_EXERCISE DIRECTIONS_
From the line that includes "Serialize everything readable" to the last line of the data, quote each line precisely; both boundary lines belong in the answer.

[Component data from apps and pages]
+++++
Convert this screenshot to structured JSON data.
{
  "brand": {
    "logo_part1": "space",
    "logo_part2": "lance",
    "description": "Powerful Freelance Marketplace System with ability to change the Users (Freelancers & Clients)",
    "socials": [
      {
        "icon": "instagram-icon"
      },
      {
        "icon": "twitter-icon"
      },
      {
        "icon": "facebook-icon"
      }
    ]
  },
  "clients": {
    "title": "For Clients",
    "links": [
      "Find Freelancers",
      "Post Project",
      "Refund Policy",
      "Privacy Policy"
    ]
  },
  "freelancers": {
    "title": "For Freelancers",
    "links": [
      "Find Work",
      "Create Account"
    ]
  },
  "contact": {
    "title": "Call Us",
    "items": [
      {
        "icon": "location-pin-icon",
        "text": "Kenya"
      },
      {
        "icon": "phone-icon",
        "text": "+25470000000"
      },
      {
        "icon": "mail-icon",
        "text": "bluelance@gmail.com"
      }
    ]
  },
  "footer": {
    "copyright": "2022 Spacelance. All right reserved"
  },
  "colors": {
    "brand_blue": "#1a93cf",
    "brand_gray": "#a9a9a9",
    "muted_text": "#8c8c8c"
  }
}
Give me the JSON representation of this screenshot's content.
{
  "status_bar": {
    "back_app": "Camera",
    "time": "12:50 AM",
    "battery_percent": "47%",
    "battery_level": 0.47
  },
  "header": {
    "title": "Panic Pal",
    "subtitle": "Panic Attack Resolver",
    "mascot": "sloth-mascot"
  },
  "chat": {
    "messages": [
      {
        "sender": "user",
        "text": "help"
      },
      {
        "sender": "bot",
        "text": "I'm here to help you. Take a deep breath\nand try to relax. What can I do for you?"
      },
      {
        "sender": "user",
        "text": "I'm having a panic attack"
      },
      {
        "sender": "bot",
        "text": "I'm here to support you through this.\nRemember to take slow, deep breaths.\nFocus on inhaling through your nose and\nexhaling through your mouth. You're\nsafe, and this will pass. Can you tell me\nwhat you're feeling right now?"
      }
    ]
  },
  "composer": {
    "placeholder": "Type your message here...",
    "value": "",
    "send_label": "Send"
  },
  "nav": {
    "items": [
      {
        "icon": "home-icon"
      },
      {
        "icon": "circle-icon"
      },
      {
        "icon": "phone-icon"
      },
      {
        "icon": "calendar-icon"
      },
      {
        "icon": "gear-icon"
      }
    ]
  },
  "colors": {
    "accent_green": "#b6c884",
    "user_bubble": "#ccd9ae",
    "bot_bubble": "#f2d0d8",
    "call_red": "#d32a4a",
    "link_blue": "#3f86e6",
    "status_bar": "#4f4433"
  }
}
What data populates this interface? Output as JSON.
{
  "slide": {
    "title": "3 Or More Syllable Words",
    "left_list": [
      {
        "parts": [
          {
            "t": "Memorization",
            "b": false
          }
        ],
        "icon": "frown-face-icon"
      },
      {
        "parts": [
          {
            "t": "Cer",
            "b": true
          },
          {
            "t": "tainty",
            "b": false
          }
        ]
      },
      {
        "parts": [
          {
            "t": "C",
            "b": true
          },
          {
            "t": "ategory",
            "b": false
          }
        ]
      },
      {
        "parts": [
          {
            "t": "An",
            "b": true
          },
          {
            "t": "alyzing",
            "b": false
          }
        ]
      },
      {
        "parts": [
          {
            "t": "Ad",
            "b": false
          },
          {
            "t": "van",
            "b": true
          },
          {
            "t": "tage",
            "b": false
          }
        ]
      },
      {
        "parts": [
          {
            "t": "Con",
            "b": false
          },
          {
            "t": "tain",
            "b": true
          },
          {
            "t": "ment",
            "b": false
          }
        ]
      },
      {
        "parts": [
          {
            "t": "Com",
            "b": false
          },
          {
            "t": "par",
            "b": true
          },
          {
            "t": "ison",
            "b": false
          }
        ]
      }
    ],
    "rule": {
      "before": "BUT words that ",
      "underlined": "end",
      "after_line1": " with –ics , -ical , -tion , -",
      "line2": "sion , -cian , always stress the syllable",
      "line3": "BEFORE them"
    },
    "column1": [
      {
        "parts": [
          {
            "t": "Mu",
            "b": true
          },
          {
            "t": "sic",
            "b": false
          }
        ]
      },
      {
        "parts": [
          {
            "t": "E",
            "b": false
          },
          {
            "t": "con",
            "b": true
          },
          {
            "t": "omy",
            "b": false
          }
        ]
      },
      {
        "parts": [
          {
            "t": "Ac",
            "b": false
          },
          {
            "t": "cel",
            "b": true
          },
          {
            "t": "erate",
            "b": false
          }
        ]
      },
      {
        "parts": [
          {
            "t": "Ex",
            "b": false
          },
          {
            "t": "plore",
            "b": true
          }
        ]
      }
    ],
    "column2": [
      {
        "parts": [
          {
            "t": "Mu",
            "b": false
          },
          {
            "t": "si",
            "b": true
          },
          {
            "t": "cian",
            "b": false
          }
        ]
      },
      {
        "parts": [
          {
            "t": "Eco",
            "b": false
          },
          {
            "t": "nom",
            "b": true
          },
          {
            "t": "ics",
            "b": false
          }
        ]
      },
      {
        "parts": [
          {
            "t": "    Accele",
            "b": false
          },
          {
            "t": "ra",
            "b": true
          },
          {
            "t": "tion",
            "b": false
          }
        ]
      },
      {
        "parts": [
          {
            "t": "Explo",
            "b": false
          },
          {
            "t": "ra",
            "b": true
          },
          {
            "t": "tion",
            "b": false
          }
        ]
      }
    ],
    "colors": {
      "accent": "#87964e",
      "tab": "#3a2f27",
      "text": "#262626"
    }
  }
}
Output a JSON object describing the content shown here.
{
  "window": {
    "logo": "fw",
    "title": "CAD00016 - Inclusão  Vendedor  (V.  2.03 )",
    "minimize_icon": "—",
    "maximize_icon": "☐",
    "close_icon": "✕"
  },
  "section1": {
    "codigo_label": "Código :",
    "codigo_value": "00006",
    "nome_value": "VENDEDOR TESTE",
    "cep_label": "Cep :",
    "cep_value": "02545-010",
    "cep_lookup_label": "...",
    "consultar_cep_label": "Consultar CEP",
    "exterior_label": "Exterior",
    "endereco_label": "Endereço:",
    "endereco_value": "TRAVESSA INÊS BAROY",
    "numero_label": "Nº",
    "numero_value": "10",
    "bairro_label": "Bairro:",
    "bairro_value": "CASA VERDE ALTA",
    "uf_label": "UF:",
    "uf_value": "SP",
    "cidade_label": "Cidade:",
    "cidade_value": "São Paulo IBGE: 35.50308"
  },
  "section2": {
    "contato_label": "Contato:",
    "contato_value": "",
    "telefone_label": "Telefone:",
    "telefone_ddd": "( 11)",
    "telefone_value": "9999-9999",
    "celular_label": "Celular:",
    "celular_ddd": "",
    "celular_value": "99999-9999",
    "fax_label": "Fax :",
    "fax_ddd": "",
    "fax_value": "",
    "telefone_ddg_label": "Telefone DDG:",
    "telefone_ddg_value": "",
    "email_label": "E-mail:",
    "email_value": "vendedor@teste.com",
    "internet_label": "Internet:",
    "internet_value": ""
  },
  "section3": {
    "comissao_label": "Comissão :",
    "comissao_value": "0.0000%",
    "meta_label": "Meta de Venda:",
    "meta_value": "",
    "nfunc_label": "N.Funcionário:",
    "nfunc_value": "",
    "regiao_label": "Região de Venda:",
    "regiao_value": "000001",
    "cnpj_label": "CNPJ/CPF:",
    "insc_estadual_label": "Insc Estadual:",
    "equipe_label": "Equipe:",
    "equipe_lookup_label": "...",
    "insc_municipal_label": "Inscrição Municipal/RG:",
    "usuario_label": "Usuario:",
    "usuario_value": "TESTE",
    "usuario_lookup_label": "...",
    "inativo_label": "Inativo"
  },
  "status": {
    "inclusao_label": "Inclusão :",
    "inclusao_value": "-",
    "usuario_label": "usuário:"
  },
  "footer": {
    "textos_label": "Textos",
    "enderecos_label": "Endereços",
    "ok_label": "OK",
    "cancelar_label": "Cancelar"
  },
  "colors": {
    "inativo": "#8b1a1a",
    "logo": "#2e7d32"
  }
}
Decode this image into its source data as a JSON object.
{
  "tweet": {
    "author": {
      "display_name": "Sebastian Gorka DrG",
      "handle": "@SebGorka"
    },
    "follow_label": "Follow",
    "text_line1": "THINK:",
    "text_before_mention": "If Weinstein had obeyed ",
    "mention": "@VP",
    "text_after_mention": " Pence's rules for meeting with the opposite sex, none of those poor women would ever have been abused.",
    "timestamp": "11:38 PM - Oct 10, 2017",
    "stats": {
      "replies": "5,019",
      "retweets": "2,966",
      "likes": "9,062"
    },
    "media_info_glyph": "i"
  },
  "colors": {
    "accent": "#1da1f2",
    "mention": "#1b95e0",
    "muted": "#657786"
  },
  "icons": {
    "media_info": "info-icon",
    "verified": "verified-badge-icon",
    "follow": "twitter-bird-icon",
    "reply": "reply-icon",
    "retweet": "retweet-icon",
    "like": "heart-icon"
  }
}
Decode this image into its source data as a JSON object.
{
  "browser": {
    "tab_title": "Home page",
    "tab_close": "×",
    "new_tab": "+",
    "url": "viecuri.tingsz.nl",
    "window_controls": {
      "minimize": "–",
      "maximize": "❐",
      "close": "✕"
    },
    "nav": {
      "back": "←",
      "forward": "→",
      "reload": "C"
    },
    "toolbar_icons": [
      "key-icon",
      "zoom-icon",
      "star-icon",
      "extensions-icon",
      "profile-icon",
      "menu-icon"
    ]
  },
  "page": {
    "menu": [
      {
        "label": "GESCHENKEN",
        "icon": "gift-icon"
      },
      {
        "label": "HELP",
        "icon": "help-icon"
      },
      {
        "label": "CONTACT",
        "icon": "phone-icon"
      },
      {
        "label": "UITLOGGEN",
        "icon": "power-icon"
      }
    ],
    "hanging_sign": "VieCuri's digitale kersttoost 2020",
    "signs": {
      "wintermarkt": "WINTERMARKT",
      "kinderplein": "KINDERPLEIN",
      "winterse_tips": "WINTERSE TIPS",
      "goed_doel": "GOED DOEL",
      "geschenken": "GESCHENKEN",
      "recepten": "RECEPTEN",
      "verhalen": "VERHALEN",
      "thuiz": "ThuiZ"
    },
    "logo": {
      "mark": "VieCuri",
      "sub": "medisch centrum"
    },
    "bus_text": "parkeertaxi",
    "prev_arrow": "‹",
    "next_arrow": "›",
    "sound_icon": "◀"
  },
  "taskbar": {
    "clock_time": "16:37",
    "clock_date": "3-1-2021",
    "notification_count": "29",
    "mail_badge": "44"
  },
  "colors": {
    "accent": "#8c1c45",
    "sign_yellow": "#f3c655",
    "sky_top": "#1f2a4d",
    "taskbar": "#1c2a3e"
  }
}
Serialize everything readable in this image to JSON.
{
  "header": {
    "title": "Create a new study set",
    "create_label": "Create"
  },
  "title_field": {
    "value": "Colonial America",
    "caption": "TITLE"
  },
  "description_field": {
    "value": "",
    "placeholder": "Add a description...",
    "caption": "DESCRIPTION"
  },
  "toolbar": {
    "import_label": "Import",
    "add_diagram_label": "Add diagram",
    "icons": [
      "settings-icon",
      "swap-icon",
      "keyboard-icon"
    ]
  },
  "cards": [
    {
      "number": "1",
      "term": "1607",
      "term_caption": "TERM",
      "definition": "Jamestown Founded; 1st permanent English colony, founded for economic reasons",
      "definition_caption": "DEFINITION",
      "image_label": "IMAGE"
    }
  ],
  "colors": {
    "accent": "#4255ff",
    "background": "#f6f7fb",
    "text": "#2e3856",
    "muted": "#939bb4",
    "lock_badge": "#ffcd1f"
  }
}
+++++
_EXERCISE ANSWER_
Serialize everything readable in this image to JSON.
{
  "header": {
    "title": "Create a new study set",
    "create_label": "Create"
  },
  "title_field": {
    "value": "Colonial America",
    "caption": "TITLE"
  },
  "description_field": {
    "value": "",
    "placeholder": "Add a description...",
    "caption": "DESCRIPTION"
  },
  "toolbar": {
    "import_label": "Import",
    "add_diagram_label": "Add diagram",
    "icons": [
      "settings-icon",
      "swap-icon",
      "keyboard-icon"
    ]
  },
  "cards": [
    {
      "number": "1",
      "term": "1607",
      "term_caption": "TERM",
      "definition": "Jamestown Founded; 1st permanent English colony, founded for economic reasons",
      "definition_caption": "DEFINITION",
      "image_label": "IMAGE"
    }
  ],
  "colors": {
    "accent": "#4255ff",
    "background": "#f6f7fb",
    "text": "#2e3856",
    "muted": "#939bb4",
    "lock_badge": "#ffcd1f"
  }
}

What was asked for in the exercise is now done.